First Female Speaker To Preside at State of the Union

By Jeffrey Thomas
USINFO Staff Writer

Washington - When President Bush delivers his annual State of the Union address on January 23, sitting behind him will be a female speaker of the U.S. House of Representatives, Nancy Pelosi, for the first time in American history.

The speaker is one of the most powerful positions in the United States government, according to Karlyn Bowman, a resident fellow at the American Enterprise Institute.  The speaker is next in line of succession to the presidency after the vice president and controls the flow of legislation in the House.  Because any bill related to funding must originate in the House, the speaker, in effect, controls the purse strings of the U.S. government.

Pelosi, a Democrat from California, took over as speaker, the top post in the House, on January 4 when her party assumed control of the chamber as a result of the November 2006 midterm elections.  Shortly after those elections, President Bush, a Republican, said Pelosi’s ascension to the post of speaker is “historic for our country. And as the father of young women … I think it's important.”

When Pelosi, 67, accepted the gavel as speaker and convened the 110th Congress, she shared that historic moment with some of her six grandchildren and the children of other House members at the podium. “For our daughters and our granddaughters, today we have broken the marble ceiling,” Pelosi said, referring to the fact that the top positions in Congress long have been dominated by men.  (See related article.)

Pelosi’s first career was as a stay-at-home mother to five children, and she ran for Congress only after her youngest began college. Elected to the House at 47, she rose through the ranks and became minority leader of the House in the 108th Congress (2003-2004) before becoming speaker.

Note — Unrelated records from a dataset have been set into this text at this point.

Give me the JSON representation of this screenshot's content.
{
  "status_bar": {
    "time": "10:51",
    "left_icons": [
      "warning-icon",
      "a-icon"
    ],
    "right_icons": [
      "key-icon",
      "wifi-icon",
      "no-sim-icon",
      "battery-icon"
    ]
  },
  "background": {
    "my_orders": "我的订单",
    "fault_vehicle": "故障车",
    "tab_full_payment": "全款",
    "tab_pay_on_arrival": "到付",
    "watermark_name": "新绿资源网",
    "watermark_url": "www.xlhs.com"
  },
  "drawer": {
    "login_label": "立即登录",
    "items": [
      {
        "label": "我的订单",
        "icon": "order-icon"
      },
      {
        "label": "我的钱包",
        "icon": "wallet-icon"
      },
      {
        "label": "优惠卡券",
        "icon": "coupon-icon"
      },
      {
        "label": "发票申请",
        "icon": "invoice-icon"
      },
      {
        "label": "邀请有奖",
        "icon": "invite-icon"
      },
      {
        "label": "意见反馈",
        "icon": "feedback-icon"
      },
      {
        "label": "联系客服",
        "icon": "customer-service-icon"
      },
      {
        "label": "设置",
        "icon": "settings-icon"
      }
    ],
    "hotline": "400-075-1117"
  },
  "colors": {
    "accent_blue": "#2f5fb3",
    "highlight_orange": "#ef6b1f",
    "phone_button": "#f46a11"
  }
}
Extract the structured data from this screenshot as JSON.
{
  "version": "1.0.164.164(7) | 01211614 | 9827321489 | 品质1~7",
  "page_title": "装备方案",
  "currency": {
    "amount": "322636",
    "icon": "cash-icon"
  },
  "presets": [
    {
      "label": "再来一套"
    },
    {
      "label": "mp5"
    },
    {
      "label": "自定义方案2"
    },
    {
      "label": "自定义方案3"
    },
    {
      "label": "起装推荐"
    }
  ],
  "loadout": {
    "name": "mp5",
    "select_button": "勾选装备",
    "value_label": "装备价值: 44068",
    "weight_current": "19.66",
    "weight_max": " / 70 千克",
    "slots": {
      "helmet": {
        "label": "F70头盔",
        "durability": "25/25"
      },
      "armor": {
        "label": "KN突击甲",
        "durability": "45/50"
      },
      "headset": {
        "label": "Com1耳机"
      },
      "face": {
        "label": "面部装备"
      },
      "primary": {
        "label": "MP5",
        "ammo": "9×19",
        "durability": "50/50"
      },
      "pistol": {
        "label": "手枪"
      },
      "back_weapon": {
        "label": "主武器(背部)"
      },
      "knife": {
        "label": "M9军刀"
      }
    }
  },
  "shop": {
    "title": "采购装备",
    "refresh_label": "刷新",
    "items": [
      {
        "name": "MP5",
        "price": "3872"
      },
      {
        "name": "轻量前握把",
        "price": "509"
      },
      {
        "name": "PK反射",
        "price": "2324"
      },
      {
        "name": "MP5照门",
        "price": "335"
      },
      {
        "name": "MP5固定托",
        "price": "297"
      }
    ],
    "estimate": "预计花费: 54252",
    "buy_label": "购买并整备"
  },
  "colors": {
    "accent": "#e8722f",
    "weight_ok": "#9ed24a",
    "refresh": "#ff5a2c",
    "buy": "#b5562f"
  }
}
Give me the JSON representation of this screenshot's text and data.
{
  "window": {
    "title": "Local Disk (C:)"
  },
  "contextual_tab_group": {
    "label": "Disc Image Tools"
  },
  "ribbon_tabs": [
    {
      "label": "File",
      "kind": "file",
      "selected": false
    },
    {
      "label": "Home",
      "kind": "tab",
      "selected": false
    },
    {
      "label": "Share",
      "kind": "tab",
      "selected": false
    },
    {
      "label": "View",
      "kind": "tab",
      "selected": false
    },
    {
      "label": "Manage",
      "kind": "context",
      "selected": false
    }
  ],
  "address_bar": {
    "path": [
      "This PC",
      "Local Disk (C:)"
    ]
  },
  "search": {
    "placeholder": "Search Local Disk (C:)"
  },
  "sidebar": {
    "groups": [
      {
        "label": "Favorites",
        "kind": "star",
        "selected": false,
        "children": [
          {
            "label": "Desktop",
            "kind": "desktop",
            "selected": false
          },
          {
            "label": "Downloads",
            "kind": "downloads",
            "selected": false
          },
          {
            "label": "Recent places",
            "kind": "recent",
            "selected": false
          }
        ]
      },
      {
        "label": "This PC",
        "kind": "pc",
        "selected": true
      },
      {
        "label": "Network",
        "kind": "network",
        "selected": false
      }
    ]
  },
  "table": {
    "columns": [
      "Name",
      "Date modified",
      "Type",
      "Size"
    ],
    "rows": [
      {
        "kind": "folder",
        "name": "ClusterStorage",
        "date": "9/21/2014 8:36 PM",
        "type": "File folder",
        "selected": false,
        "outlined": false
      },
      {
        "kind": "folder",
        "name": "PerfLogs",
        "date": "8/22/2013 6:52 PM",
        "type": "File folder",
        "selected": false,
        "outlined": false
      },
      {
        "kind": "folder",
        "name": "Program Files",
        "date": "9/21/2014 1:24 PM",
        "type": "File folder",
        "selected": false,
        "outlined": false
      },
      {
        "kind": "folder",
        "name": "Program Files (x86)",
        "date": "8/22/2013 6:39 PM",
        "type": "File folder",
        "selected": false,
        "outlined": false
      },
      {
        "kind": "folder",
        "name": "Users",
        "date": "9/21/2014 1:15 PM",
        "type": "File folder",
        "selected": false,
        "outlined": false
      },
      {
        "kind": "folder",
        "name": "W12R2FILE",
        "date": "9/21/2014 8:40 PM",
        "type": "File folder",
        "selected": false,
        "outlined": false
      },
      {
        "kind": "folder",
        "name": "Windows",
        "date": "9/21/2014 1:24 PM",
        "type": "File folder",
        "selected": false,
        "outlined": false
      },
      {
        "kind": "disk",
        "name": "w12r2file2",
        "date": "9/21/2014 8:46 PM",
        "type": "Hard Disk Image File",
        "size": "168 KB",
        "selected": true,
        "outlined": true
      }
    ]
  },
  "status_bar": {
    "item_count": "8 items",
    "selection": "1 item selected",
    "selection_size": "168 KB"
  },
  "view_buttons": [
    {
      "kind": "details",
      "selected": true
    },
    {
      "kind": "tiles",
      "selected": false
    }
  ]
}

The speaker is a role unfamiliar to many outside the United States because in parliamentary systems the leader of the executive branch (President Bush) and the leaders of the legislature (Pelosi in the House, and Majority Leader Harry Reid in the Senate) cannot come from opposing parties.

Even to many Americans, Pelosi remains a new and relatively unknown figure, despite her 20 years in the House, Bowman said recently in an article in Roll Call. In a survey released in December 2006 by the Pew Research Center, Pelosi received a favorable rating from a majority (54 percent) of Americans who could rate her, but more than 41 percent of those polled said they were unfamiliar with her.

However, this is very likely to change. Pelosi “is already well known among her colleagues, who have accorded her the high honor of the Speaker's position,” Bowman told USINFO January 17 in an e-mail interview.  “She will be very visible in the weeks and months to come, and more Americans will learn about her and what she believes.”


As speaker, Pelosi has three roles: representative of her congressional district in California, leader of her party in the House and leader of the House as a whole.

The speaker’s responsibilities and powers are not specified by the Constitution but have evolved over the years and are affected by a particular speaker’s personality and political skills - with some speakers wielding much more power than others. 

One major source of power is the speaker’s ability to control the legislative calendar and, in cooperation with the majority leader, to manage the agenda.  When a bill is introduced by a member of Congress from either party, the speaker determines to which of the 21 House committees it goes - a decision that greatly can affect the bill’s fate because a bill almost never is passed by the House without the support of the committee that considers it. 

If the bill makes it out of committee, the speaker decides whether and when to bring it to the floor (the full House) for debate and a vote. Of the more than 8,000 bills introduced and referred to committees each Congress, only a small fraction are brought to the floor.

As speaker, Pelosi presides over the House and can call on individual members to speak - or not - as she chooses, and can control the flow of debate through rulings and decisions.  Pelosi also can delegate her powers as presiding officer to other members, thus distinguishing them from the more than 430 other members.

Another source of power relates to appointments. The speaker leads the appointment process for the chairs of the various committees and subcommittees in the House, including conference committees, which negotiate a compromise when House and Senate versions of a bill differ.

The speaker also approves the makeup and itineraries of congressional delegations traveling domestically and overseas and presides over joint sessions of Congress during special occasions such as the State of the Union address, the inauguration of the president and addresses by invited foreign leaders.

Some have compared Pelosi’s job to that of chief executive officer and chairwoman.  Congress, however, is not a hierarchical organization like most corporations, but rather a political, collegial body with power flowing in many directions. Each member must work with the speaker but also his fellow members of Congress from both parties, and each member ultimately must face the most powerful force of all - the American voter.

For more information, see The U.S. Congress.